RE: Re: Maintaining a Mathematica bug list
- To: mathgroup at smc.vnet.net
- Subject: [mg97559] RE: [mg97524] Re: Maintaining a Mathematica bug list
- From: "David Park" <djmpark at comcast.net>
- Date: Sun, 15 Mar 2009 05:28:26 -0500 (EST)
- References: <14874019.1237075110231.JavaMail.root@m02>
I think this is the case of the perfect being the enemy of the useful. It is not so important that every single bug be in a maintained bug list for users. It is more important that major new bugs that affect a large number of users be on a list. I could see a useful bug list being less than a few dozen items. If some relatively savvy Mathematica user wanted to maintain such a list they might publish it on MathGroup once a week, say. They might pick up the bugs from MathGroup, or once they became known, users might send bugs to them directly. But if it is something obscure and difficult to verify the list maintainer shouldn't be expected to spend a lot of time checking it, or put it on the list. Sometimes he might just say that so-and-so reported trouble with such-and-such a function. Sometimes WRI might even send him bugs, or comment or correct the list. A short list of high impact bugs would be useful.

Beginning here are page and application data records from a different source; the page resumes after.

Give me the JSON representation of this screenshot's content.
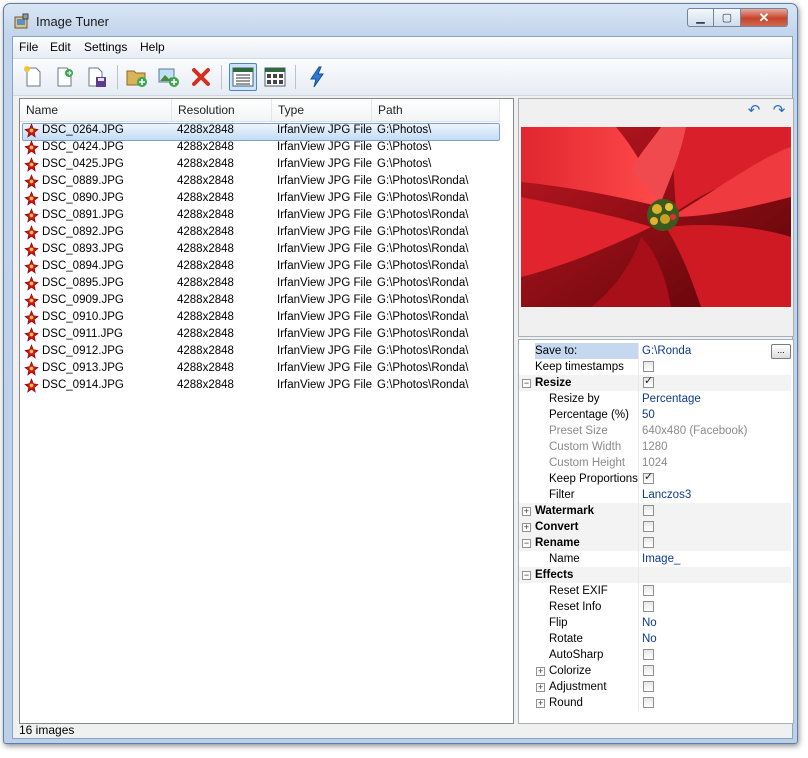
{
  "window": {
    "title": "Image Tuner"
  },
  "menu": [
    "File",
    "Edit",
    "Settings",
    "Help"
  ],
  "toolbar": {
    "buttons": [
      "new-icon",
      "open-icon",
      "save-icon",
      "add-folder-icon",
      "add-images-icon",
      "remove-icon",
      "details-view-icon",
      "thumbnails-view-icon",
      "process-icon"
    ]
  },
  "file_list": {
    "columns": [
      "Name",
      "Resolution",
      "Type",
      "Path"
    ],
    "rows": [
      {
        "name": "DSC_0264.JPG",
        "resolution": "4288x2848",
        "type": "IrfanView JPG File",
        "path": "G:\\Photos\\"
      },
      {
        "name": "DSC_0424.JPG",
        "resolution": "4288x2848",
        "type": "IrfanView JPG File",
        "path": "G:\\Photos\\"
      },
      {
        "name": "DSC_0425.JPG",
        "resolution": "4288x2848",
        "type": "IrfanView JPG File",
        "path": "G:\\Photos\\"
      },
      {
        "name": "DSC_0889.JPG",
        "resolution": "4288x2848",
        "type": "IrfanView JPG File",
        "path": "G:\\Photos\\Ronda\\"
      },
      {
        "name": "DSC_0890.JPG",
        "resolution": "4288x2848",
        "type": "IrfanView JPG File",
        "path": "G:\\Photos\\Ronda\\"
      },
      {
        "name": "DSC_0891.JPG",
        "resolution": "4288x2848",
        "type": "IrfanView JPG File",
        "path": "G:\\Photos\\Ronda\\"
      },
      {
        "name": "DSC_0892.JPG",
        "resolution": "4288x2848",
        "type": "IrfanView JPG File",
        "path": "G:\\Photos\\Ronda\\"
      },
      {
        "name": "DSC_0893.JPG",
        "resolution": "4288x2848",
        "type": "IrfanView JPG File",
        "path": "G:\\Photos\\Ronda\\"
      },
      {
        "name": "DSC_0894.JPG",
        "resolution": "4288x2848",
        "type": "IrfanView JPG File",
        "path": "G:\\Photos\\Ronda\\"
      },
      {
        "name": "DSC_0895.JPG",
        "resolution": "4288x2848",
        "type": "IrfanView JPG File",
        "path": "G:\\Photos\\Ronda\\"
      },
      {
        "name": "DSC_0909.JPG",
        "resolution": "4288x2848",
        "type": "IrfanView JPG File",
        "path": "G:\\Photos\\Ronda\\"
      },
      {
        "name": "DSC_0910.JPG",
        "resolution": "4288x2848",
        "type": "IrfanView JPG File",
        "path": "G:\\Photos\\Ronda\\"
      },
      {
        "name": "DSC_0911.JPG",
        "resolution": "4288x2848",
        "type": "IrfanView JPG File",
        "path": "G:\\Photos\\Ronda\\"
      },
      {
        "name": "DSC_0912.JPG",
        "resolution": "4288x2848",
        "type": "IrfanView JPG File",
        "path": "G:\\Photos\\Ronda\\"
      },
      {
        "name": "DSC_0913.JPG",
        "resolution": "4288x2848",
        "type": "IrfanView JPG File",
        "path": "G:\\Photos\\Ronda\\"
      },
      {
        "name": "DSC_0914.JPG",
        "resolution": "4288x2848",
        "type": "IrfanView JPG File",
        "path": "G:\\Photos\\Ronda\\"
      }
    ],
    "selected_index": 0
  },
  "preview": {
    "undo_icon": "undo-icon",
    "redo_icon": "redo-icon"
  },
  "properties": [
    {
      "label": "Save to:",
      "value": "G:\\Ronda",
      "kind": "text",
      "level": 0,
      "highlight": true,
      "browse": "..."
    },
    {
      "label": "Keep timestamps",
      "kind": "check",
      "checked": false,
      "level": 0
    },
    {
      "label": "Resize",
      "kind": "check",
      "checked": true,
      "level": 0,
      "category": true,
      "expanded": true
    },
    {
      "label": "Resize by",
      "value": "Percentage",
      "kind": "text",
      "level": 1
    },
    {
      "label": "Percentage (%)",
      "value": "50",
      "kind": "text",
      "level": 1
    },
    {
      "label": "Preset Size",
      "value": "640x480 (Facebook)",
      "kind": "text",
      "level": 1,
      "disabled": true
    },
    {
      "label": "Custom Width",
      "value": "1280",
      "kind": "text",
      "level": 1,
      "disabled": true
    },
    {
      "label": "Custom Height",
      "value": "1024",
      "kind": "text",
      "level": 1,
      "disabled": true
    },
    {
      "label": "Keep Proportions",
      "kind": "check",
      "checked": true,
      "level": 1
    },
    {
      "label": "Filter",
      "value": "Lanczos3",
      "kind": "text",
      "level": 1
    },
    {
      "label": "Watermark",
      "kind": "check",
      "checked": false,
      "level": 0,
      "category": true,
      "expanded": false
    },
    {
      "label": "Convert",
      "kind": "check",
      "checked": false,
      "level": 0,
      "category": true,
      "expanded": false
    },
    {
      "label": "Rename",
      "kind": "check",
      "checked": false,
      "level": 0,
      "category": true,
      "expanded": true
    },
    {
      "label": "Name",
      "value": "Image_",
      "kind": "text",
      "level": 1
    },
    {
      "label": "Effects",
      "kind": "none",
      "level": 0,
      "category": true,
      "expanded": true
    },
    {
      "label": "Reset EXIF",
      "kind": "check",
      "checked": false,
      "level": 1
    },
    {
      "label": "Reset Info",
      "kind": "check",
      "checked": false,
      "level": 1
    },
    {
      "label": "Flip",
      "value": "No",
      "kind": "text",
      "level": 1
    },
    {
      "label": "Rotate",
      "value": "No",
      "kind": "text",
      "level": 1
    },
    {
      "label": "AutoSharp",
      "kind": "check",
      "checked": false,
      "level": 1
    },
    {
      "label": "Colorize",
      "kind": "check",
      "checked": false,
      "level": 1,
      "subcategory": true
    },
    {
      "label": "Adjustment",
      "kind": "check",
      "checked": false,
      "level": 1,
      "subcategory": true
    },
    {
      "label": "Round",
      "kind": "check",
      "checked": false,
      "level": 1,
      "subcategory": true
    }
  ],
  "status": {
    "text": "16 images"
  },
  "colors": {
    "accent": "#2a6fc4",
    "selection": "#c2dcf5",
    "remove": "#d3301f"
  }
}
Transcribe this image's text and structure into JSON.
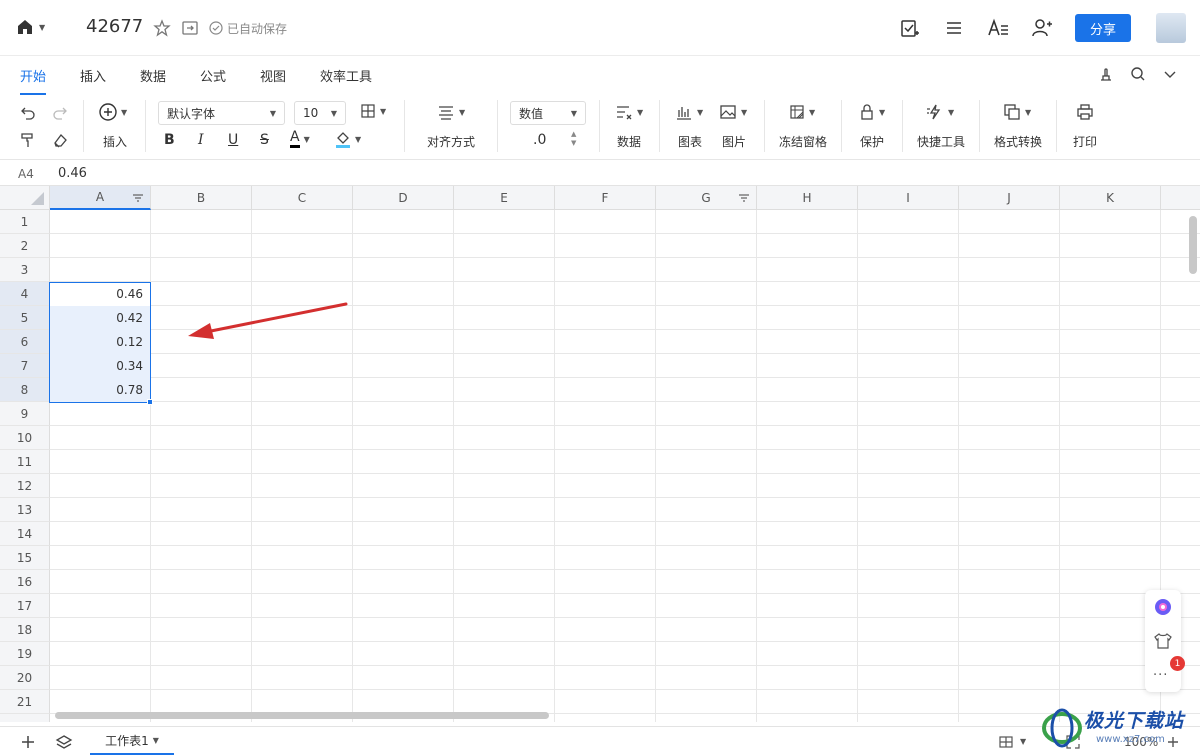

A long exhaustive list with deep analysis and verification would be too much work. David Park djmpark at comcast.net http://home.comcast.net/~djmpark/ From: Bill Rowe [mailto:readnews at sbcglobal.net] On 3/14/09 at 5:34 AM, szhorvat at gmail.com (Szabolcs Horv=C3=A1t) wrote: >Presently the only way to learn about bugs is to follow MathGroup >closely, but even when I remember that I've seen a bug (that might >be relevant to me at the moment) mentioned a couple of months ago, I >cannot always find the posts that described it. Given Wolfram doesn't post bugs to Mathgroup, it is clear there has to be another way to learn of bugs which is to experience them yourself. The advantage of a bug list is that it (ideally) provides a means to check whether some unexpected result you get is a bug or not. But, without Wolfram's involvement I doubt this ideal will be achieved with a third party bug list. There are several issues. First, what criteria will be used to determine a given result is a bug? A new user might see Mathematica's failure to simplify Sqrt[x^2] to x as a bug. Mathgroup is full of posts from less experienced users labeling results as "bugs" more experience users know are expected and are not bugs. Assume for the moment all entries on the hypothetical bug list are truly bugs. How will the list be organized and the bugs cataloged? Given many functions in Mathematica are interdependent, a single bug could impact more than one function. Would there be a separate entry for each function affected by the bug? And for a reported bug that is validated, without the source code, how can anyone know if the bug is limited to just the specific function reported? Similarly, without the source code, how could you determine two separate reports for differing functions are really separate manifestations of the same bug? My guess is without Wolfram's involvement, the bug list will rapidly become a list of unexpected results rather than a true bug list. As a consequence, this bug list will become no more useful than Mathgroup with respect to finding information on bugs.